LONDON, June 28, 2006 (AFP) – British Prime Minister Tony Blair was under pressure Wednesday to cancel the extradition to the United States of three former NatWest bankers accused on Enron-related fraud charges.
The European Court of Human Rights in Strasbourg refused Tuesday not to grant the trio a stay of extradition pending consideration of the merits of their final appeal bid — prompting dismay among business leaders.
Sir Digby Jones, out-going head of the Confederation of British Industry, urged Blair to intervene and "defend the human rights of British citizens that are being abused by a country which is supposedly our greatest ally".
He said there was no prima facie case against the City bankers — David Bermingham, Gary Mulgrew and Giles Darby — and that they represented no threat to society.
"Yet they will still be banged up in a US prison with rapists and drug addicts, deprived of their liberty for up to two years even while a case is compiled against them," Jones said.
Later Thursday, in a "business suits" demo in central London, protesters are to deliver a letter to the Home Office objecting to what they consider the United States’ "aggressive extra-territorial reach" and its willingness to criminalise conduct that would not be condemned elsewhere.

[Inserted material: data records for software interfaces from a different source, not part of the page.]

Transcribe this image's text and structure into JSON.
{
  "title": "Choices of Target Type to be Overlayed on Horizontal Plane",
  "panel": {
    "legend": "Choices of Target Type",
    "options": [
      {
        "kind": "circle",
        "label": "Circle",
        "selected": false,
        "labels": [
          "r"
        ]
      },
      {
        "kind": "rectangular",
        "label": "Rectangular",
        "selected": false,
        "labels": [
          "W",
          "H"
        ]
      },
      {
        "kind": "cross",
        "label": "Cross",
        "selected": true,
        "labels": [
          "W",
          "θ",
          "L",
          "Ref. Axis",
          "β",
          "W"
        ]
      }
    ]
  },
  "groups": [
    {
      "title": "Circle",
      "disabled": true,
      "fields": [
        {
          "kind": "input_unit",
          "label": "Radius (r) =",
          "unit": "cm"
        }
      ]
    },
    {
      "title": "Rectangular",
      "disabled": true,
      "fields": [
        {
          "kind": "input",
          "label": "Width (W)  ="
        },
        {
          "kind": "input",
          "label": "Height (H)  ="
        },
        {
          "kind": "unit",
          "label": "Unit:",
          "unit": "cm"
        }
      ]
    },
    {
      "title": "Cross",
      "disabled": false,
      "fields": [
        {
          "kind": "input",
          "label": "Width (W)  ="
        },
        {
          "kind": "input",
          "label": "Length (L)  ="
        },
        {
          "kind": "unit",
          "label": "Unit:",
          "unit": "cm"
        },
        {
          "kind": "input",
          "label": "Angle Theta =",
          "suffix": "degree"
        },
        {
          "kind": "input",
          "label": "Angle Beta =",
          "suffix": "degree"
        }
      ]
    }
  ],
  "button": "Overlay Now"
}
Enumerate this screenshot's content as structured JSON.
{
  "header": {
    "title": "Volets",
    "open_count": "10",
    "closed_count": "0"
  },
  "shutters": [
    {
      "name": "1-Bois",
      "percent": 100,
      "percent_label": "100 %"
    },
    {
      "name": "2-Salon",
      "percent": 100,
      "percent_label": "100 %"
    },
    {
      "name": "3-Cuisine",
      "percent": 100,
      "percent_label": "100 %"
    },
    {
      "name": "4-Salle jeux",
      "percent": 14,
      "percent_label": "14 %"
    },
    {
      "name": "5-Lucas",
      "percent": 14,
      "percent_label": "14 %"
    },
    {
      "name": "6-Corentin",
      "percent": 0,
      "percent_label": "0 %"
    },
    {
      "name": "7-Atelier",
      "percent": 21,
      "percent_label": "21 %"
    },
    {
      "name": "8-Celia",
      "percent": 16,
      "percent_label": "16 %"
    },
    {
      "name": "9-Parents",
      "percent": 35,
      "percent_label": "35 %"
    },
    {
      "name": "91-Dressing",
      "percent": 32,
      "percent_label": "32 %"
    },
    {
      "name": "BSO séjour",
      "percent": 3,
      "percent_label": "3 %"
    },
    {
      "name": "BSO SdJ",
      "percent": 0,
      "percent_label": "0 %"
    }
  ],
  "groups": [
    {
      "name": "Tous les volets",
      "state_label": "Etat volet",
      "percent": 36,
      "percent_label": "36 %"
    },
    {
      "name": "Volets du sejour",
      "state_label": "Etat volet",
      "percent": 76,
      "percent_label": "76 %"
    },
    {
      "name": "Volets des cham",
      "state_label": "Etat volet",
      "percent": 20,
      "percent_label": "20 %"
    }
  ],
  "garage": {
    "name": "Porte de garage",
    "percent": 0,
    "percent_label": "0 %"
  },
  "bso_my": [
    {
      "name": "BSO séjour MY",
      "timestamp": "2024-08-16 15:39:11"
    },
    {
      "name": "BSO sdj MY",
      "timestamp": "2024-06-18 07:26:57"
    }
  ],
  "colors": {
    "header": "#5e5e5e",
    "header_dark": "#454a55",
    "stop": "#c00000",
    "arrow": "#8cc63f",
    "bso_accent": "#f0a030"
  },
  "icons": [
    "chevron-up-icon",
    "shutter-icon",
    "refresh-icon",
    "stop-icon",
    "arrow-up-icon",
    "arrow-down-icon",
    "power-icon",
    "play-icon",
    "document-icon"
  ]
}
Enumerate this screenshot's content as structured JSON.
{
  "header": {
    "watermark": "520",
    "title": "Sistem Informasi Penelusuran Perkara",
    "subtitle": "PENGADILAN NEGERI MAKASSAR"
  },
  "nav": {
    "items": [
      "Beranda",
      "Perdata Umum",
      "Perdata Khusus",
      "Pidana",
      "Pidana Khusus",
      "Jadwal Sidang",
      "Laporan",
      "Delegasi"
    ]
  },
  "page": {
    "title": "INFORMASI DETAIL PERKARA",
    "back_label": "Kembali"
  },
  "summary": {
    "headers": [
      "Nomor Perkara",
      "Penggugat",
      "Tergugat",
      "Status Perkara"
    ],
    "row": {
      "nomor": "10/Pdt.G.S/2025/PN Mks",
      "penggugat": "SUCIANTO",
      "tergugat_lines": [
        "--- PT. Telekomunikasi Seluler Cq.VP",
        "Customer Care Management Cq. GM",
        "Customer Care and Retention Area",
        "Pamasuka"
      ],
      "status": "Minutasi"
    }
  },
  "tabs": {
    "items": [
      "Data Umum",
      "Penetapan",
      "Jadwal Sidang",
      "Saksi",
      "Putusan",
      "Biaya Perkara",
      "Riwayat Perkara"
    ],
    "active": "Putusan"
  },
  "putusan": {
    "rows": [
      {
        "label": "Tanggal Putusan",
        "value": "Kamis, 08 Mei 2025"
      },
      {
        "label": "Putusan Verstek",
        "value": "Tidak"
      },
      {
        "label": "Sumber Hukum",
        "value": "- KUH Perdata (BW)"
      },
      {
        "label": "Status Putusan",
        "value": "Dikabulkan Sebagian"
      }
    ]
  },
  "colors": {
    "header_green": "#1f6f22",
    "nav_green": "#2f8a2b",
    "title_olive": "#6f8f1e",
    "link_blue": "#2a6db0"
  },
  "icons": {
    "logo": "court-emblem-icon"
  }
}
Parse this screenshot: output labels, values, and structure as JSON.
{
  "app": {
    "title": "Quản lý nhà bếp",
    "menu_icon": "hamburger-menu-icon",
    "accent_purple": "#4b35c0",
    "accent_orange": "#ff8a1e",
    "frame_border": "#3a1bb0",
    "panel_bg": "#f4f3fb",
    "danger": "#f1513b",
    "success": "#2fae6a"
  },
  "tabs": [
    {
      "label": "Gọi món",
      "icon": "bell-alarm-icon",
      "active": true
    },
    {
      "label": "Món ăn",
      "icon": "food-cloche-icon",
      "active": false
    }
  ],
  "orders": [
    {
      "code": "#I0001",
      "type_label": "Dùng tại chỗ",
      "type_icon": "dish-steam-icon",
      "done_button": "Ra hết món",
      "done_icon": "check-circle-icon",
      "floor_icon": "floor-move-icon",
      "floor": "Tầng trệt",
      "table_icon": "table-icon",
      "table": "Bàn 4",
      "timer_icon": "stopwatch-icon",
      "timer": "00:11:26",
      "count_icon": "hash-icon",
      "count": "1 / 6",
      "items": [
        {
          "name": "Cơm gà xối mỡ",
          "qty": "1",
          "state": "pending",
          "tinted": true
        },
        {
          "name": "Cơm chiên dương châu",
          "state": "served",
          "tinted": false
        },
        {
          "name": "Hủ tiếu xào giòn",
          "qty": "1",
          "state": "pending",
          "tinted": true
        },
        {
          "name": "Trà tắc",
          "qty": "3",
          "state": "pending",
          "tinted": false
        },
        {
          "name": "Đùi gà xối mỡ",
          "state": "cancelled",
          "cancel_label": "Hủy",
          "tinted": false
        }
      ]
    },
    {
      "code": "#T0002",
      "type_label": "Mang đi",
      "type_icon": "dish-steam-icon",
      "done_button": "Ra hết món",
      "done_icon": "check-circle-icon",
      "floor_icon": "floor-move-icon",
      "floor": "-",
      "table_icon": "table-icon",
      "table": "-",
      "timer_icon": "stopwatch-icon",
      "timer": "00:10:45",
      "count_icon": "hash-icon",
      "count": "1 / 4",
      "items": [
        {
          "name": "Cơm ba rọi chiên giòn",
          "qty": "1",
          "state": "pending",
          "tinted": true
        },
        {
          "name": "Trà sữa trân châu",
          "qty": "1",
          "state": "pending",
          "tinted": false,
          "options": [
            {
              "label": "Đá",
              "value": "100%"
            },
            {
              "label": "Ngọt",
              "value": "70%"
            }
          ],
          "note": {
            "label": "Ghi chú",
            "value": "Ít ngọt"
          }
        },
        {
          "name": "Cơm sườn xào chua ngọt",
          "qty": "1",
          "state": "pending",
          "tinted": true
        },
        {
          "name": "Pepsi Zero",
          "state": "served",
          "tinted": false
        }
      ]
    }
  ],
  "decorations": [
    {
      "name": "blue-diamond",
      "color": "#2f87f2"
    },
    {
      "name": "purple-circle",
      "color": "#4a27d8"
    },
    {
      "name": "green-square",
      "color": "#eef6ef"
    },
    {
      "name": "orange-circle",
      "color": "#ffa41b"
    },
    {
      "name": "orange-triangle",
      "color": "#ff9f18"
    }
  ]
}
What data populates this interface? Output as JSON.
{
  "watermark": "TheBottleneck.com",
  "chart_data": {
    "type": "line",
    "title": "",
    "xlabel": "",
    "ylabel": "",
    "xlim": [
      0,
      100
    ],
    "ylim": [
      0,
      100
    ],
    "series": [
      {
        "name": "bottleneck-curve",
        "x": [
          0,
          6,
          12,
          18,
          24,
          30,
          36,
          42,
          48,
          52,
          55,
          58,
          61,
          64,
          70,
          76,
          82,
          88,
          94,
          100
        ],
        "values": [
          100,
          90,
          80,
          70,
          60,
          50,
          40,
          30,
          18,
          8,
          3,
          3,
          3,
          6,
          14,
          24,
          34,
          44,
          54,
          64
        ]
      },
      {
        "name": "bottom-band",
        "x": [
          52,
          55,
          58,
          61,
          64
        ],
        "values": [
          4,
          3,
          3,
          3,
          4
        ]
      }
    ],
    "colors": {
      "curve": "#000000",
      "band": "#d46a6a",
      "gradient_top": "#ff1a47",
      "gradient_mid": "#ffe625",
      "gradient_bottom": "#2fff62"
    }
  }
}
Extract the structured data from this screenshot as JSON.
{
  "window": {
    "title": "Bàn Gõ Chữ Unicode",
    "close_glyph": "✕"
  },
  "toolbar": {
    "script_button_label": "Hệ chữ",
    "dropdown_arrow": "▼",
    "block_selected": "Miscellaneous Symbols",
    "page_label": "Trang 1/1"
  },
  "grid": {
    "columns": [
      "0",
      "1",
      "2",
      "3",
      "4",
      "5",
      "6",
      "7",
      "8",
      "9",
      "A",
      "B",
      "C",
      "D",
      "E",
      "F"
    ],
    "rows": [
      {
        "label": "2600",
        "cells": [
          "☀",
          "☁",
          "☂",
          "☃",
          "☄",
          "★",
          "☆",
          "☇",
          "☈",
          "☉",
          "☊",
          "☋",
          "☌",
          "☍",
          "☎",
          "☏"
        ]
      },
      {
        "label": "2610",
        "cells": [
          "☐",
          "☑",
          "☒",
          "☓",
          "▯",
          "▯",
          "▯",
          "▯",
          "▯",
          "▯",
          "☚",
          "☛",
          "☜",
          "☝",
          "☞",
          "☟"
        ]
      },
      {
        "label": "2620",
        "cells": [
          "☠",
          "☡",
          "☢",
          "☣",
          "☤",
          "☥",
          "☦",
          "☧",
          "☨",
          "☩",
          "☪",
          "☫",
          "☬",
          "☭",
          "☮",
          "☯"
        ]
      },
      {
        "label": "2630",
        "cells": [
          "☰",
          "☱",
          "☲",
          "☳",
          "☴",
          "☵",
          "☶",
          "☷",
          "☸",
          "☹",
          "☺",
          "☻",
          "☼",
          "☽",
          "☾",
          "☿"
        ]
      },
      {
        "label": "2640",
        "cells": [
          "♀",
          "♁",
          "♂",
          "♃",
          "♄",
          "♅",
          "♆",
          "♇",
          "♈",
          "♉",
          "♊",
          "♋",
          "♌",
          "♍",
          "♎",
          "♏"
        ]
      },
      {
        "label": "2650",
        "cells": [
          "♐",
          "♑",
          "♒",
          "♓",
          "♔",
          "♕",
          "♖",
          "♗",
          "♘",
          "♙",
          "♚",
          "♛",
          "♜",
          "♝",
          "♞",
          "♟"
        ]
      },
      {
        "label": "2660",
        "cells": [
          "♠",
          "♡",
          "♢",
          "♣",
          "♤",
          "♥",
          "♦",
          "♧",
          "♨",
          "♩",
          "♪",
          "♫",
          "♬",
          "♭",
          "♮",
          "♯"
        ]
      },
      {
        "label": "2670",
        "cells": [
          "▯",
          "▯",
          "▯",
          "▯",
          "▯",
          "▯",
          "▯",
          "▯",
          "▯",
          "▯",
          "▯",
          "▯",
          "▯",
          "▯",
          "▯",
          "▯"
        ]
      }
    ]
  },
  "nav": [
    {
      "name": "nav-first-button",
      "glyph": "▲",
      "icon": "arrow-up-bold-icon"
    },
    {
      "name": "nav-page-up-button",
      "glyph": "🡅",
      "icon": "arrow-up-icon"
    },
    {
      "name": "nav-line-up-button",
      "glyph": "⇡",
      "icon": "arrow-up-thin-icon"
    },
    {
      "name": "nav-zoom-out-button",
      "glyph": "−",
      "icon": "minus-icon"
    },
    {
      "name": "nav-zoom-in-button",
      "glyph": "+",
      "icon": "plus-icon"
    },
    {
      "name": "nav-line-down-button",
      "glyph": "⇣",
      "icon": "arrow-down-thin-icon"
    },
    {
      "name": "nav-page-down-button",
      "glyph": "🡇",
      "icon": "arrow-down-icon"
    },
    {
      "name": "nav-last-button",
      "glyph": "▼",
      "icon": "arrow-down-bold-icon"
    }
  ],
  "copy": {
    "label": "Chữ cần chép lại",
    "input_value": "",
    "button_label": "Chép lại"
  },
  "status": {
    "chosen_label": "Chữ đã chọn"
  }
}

The case brought by the "NatWest Three" — rejected by the High Court and the House of Lords — centred on a challenge to the legal status of Britain’s fast-track extradition treaty with the United States, introduced after the September 11 attacks in New York and Washington in 2001.